*** Begin section ***

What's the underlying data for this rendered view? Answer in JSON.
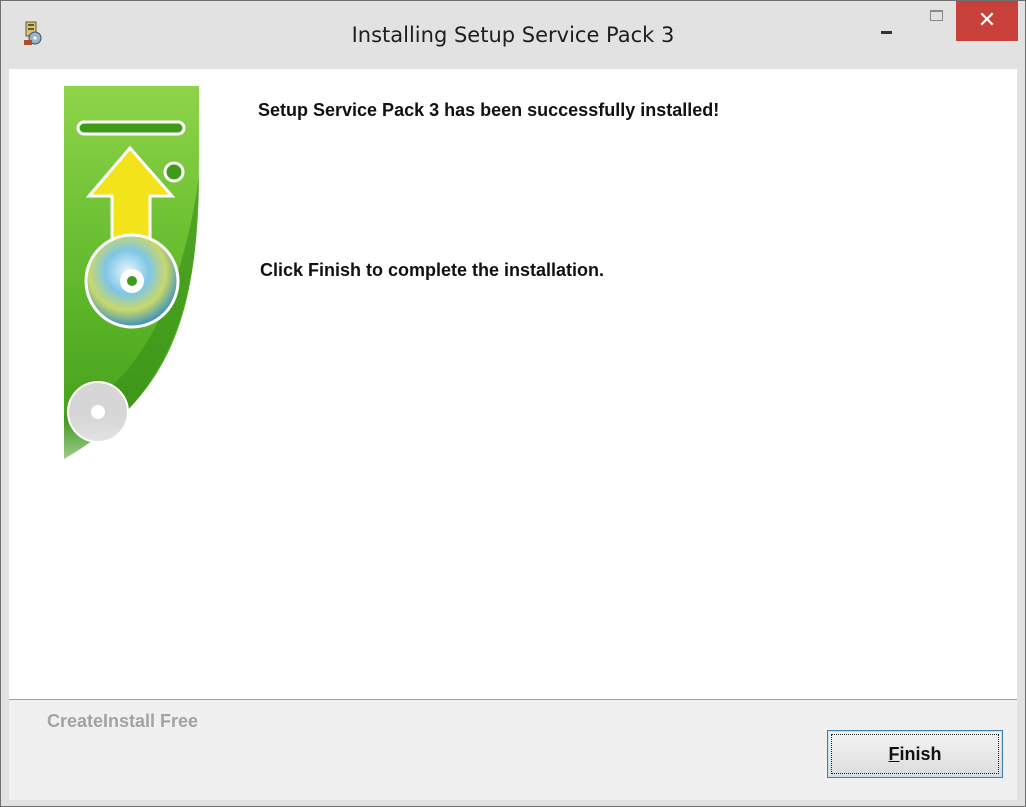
{
  "window": {
    "title": "Installing Setup Service Pack 3",
    "close_glyph": "✕"
  },
  "content": {
    "success_message": "Setup Service Pack 3 has been successfully installed!",
    "instruction": "Click Finish to complete the installation."
  },
  "footer": {
    "brand": "CreateInstall Free",
    "finish_label_accel": "F",
    "finish_label_rest": "inish"
  },
  "icons": {
    "app": "installer-icon",
    "minimize": "minimize-icon",
    "maximize": "maximize-icon",
    "close": "close-icon",
    "side": "green-banner-arrow-disc"
  },
  "colors": {
    "close_button": "#c7403a",
    "banner_green": "#4caf1f",
    "arrow_yellow": "#f2e31b"
  }
}
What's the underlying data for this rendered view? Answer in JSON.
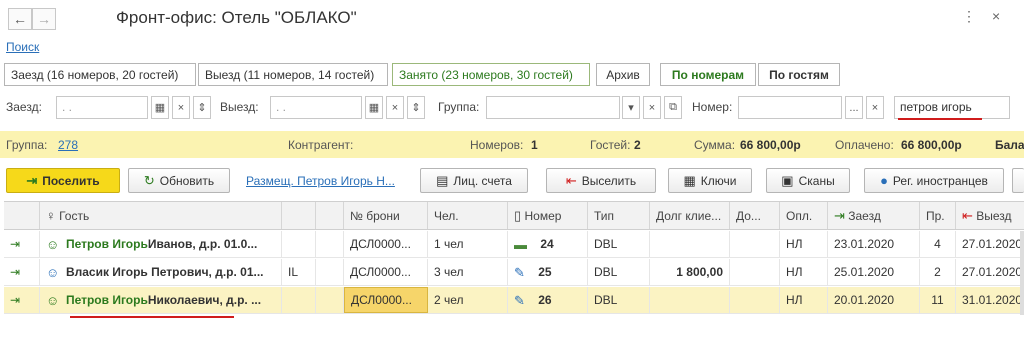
{
  "window": {
    "title": "Фронт-офис: Отель \"ОБЛАКО\"",
    "back": "←",
    "forward": "→",
    "more": "⋮",
    "close": "×"
  },
  "search_link": "Поиск",
  "filters": [
    "Заезд (16 номеров, 20 гостей)",
    "Выезд (11 номеров, 14 гостей)",
    "Занято (23 номеров, 30 гостей)",
    "Архив"
  ],
  "view_tabs": [
    "По номерам",
    "По гостям"
  ],
  "search_bar": {
    "checkin_label": "Заезд:",
    "checkin_value": " .  .",
    "checkout_label": "Выезд:",
    "checkout_value": " .  .",
    "group_label": "Группа:",
    "group_value": "",
    "room_label": "Номер:",
    "room_value": "",
    "search_value": "петров игорь",
    "dots": "...",
    "clear": "×"
  },
  "info": {
    "group_label": "Группа:",
    "group_value": "278",
    "contractor_label": "Контрагент:",
    "rooms_label": "Номеров:",
    "rooms_value": "1",
    "guests_label": "Гостей:",
    "guests_value": "2",
    "sum_label": "Сумма:",
    "sum_value": "66 800,00р",
    "paid_label": "Оплачено:",
    "paid_value": "66 800,00р",
    "balance_label": "Бала"
  },
  "toolbar": {
    "checkin": "Поселить",
    "refresh": "Обновить",
    "placement": "Размещ. Петров Игорь Н...",
    "accounts": "Лиц. счета",
    "checkout": "Выселить",
    "keys": "Ключи",
    "scans": "Сканы",
    "foreigners": "Рег. иностранцев"
  },
  "table": {
    "headers": {
      "guest": "Гость",
      "booking": "№ брони",
      "people": "Чел.",
      "room": "Номер",
      "type": "Тип",
      "debt": "Долг клие...",
      "extra": "До...",
      "pay": "Опл.",
      "arrival": "Заезд",
      "nights": "Пр.",
      "departure": "Выезд"
    },
    "rows": [
      {
        "guest_green": "Петров Игорь",
        "guest_rest": " Иванов, д.р. 01.0...",
        "mark": "",
        "booking": "ДСЛ0000...",
        "people": "1 чел",
        "room": "24",
        "type": "DBL",
        "debt": "",
        "pay": "НЛ",
        "arrival": "23.01.2020",
        "nights": "4",
        "departure": "27.01.2020"
      },
      {
        "guest_green": "Власик Игорь Петрович",
        "guest_rest": ", д.р. 01...",
        "mark": "IL",
        "booking": "ДСЛ0000...",
        "people": "3 чел",
        "room": "25",
        "type": "DBL",
        "debt": "1 800,00",
        "pay": "НЛ",
        "arrival": "25.01.2020",
        "nights": "2",
        "departure": "27.01.2020"
      },
      {
        "guest_green": "Петров Игорь",
        "guest_rest": " Николаевич, д.р. ...",
        "mark": "",
        "booking": "ДСЛ0000...",
        "people": "2 чел",
        "room": "26",
        "type": "DBL",
        "debt": "",
        "pay": "НЛ",
        "arrival": "20.01.2020",
        "nights": "11",
        "departure": "31.01.2020"
      }
    ]
  },
  "colors": {
    "accent_green": "#2c7a1e",
    "highlight_yellow": "#fbf3b1",
    "link_blue": "#2a6fb8",
    "underline_red": "#d01c1c"
  }
}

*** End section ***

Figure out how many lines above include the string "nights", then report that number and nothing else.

4